RECORDS PROVIDED:
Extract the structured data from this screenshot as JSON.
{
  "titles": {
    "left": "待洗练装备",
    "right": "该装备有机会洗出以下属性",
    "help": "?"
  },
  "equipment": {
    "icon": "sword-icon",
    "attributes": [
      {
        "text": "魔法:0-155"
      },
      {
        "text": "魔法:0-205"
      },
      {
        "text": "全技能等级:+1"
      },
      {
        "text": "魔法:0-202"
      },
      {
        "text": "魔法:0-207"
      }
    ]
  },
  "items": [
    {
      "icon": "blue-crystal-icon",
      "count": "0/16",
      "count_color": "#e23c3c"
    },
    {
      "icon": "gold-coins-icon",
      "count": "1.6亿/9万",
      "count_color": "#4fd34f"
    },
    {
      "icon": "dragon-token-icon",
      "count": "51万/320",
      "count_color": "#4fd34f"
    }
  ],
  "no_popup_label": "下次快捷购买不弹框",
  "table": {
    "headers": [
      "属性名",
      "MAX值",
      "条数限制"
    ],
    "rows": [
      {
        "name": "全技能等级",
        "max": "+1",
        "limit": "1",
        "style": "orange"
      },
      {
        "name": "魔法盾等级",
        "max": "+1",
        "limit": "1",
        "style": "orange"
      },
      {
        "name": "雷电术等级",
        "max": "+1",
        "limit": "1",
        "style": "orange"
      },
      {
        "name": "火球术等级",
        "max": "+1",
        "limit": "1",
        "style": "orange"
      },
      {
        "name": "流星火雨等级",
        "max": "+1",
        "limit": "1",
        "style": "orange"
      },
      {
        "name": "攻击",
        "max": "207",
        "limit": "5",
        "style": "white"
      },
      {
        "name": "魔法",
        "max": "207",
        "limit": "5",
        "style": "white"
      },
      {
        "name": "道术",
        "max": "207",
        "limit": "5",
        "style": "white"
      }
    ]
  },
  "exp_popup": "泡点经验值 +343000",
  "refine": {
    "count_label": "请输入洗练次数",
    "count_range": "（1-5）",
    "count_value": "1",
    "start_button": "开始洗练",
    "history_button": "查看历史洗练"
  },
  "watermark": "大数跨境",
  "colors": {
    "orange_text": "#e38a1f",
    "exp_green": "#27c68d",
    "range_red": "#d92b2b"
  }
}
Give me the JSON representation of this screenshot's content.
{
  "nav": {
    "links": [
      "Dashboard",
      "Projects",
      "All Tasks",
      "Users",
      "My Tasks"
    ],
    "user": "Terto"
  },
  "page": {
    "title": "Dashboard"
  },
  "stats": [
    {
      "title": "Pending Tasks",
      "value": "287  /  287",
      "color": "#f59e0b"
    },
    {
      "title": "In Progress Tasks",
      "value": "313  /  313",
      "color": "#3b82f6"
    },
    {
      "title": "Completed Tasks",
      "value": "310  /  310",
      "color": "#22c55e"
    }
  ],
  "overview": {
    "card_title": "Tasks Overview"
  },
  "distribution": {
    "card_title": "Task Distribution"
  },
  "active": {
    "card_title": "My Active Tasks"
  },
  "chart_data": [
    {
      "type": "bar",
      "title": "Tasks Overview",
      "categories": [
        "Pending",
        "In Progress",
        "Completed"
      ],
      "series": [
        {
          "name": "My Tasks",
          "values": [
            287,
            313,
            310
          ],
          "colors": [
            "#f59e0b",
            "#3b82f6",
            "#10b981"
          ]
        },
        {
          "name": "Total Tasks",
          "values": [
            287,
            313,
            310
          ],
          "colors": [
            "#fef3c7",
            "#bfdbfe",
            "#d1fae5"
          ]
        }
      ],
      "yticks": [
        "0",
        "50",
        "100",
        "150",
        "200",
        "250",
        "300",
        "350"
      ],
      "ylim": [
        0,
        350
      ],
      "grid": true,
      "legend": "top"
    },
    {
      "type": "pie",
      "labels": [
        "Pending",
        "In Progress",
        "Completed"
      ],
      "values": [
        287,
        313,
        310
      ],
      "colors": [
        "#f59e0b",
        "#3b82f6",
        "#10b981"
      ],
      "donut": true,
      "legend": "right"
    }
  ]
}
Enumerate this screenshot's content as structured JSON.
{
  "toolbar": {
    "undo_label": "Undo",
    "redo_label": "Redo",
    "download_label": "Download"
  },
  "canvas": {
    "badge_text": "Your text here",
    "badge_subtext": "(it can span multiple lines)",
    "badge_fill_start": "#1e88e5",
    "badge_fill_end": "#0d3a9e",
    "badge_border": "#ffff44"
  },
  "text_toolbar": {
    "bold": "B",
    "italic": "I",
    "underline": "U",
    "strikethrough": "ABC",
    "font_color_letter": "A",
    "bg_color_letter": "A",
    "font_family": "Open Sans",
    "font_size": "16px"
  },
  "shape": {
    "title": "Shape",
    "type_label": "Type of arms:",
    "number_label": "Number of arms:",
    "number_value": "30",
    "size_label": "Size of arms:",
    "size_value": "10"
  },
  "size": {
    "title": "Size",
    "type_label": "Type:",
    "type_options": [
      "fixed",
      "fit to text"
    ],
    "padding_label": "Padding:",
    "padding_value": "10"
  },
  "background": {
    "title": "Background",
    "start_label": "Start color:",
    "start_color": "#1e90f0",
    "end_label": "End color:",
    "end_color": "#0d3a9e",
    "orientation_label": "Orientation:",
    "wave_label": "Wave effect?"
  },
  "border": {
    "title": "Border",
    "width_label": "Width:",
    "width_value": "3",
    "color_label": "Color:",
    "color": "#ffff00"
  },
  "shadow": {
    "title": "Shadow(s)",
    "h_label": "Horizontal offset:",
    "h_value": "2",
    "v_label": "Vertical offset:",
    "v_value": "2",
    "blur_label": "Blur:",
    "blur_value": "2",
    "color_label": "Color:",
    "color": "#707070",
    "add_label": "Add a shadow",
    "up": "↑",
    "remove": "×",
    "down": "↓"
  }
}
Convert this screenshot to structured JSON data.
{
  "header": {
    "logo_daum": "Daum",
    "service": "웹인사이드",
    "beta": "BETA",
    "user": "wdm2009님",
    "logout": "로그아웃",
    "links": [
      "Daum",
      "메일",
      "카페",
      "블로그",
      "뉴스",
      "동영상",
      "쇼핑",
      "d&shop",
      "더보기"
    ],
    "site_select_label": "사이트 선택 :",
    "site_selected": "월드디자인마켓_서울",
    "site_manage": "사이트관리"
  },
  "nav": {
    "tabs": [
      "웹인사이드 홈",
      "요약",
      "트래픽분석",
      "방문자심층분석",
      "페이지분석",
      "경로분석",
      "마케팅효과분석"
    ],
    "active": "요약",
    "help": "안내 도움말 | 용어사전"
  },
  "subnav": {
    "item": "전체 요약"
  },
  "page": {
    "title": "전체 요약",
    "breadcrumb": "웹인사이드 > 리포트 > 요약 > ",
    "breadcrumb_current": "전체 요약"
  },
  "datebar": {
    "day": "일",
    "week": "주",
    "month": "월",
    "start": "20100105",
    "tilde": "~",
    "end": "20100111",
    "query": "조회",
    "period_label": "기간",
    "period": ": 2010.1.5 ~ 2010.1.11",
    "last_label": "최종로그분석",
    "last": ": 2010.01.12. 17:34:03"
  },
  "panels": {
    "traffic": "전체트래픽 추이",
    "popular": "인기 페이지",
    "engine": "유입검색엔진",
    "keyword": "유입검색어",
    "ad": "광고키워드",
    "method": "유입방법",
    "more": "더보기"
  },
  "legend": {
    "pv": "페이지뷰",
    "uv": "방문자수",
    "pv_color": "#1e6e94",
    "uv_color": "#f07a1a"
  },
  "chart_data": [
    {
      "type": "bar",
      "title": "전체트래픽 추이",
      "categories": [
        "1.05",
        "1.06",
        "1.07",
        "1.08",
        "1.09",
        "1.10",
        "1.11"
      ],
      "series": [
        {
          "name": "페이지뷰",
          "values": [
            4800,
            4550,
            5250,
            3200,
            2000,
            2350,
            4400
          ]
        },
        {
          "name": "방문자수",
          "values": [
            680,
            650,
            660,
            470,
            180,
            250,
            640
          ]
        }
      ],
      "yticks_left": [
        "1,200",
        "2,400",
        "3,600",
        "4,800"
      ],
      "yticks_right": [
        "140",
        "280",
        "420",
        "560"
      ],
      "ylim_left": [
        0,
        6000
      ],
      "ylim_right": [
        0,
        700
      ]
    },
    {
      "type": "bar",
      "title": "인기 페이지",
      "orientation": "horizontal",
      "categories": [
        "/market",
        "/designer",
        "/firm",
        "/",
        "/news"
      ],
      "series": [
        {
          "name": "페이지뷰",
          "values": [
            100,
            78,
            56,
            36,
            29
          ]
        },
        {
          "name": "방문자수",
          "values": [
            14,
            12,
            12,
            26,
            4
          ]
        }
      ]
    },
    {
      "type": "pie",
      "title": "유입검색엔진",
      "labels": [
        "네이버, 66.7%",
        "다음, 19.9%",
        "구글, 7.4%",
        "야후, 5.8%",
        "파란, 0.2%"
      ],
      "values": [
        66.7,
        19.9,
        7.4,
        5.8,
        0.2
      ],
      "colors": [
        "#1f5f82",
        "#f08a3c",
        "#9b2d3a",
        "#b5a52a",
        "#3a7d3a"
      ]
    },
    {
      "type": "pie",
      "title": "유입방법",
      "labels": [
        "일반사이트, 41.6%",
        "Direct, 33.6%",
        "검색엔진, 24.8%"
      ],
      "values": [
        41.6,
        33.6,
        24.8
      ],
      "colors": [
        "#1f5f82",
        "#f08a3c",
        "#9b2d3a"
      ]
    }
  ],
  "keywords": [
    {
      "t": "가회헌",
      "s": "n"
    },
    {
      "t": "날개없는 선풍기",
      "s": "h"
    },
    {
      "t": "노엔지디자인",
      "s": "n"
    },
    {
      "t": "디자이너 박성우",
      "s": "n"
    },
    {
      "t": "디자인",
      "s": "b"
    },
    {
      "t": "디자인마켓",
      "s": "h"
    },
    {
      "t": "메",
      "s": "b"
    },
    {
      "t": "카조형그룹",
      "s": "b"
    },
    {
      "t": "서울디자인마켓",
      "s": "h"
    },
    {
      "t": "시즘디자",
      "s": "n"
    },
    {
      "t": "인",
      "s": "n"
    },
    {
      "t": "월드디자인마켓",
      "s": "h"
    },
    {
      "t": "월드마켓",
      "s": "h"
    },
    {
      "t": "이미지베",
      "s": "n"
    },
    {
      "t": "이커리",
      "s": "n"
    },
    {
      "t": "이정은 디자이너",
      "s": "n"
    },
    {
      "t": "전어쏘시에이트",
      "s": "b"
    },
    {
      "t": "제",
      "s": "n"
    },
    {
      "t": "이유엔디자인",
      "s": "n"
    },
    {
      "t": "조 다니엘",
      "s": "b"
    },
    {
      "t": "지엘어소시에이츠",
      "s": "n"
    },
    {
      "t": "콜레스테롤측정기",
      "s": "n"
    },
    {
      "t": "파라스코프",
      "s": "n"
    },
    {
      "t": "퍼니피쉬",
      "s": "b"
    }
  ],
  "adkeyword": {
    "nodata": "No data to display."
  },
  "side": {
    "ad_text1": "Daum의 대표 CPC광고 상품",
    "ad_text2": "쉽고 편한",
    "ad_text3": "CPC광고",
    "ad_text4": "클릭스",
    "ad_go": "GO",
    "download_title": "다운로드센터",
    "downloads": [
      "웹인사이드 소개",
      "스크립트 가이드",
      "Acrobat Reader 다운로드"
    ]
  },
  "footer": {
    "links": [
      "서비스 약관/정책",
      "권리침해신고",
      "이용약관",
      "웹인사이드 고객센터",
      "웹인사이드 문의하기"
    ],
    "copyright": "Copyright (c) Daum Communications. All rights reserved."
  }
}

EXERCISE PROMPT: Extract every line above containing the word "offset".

RESULT OF THE EXERCISE:
    "h_label": "Horizontal offset:",
    "v_label": "Vertical offset:",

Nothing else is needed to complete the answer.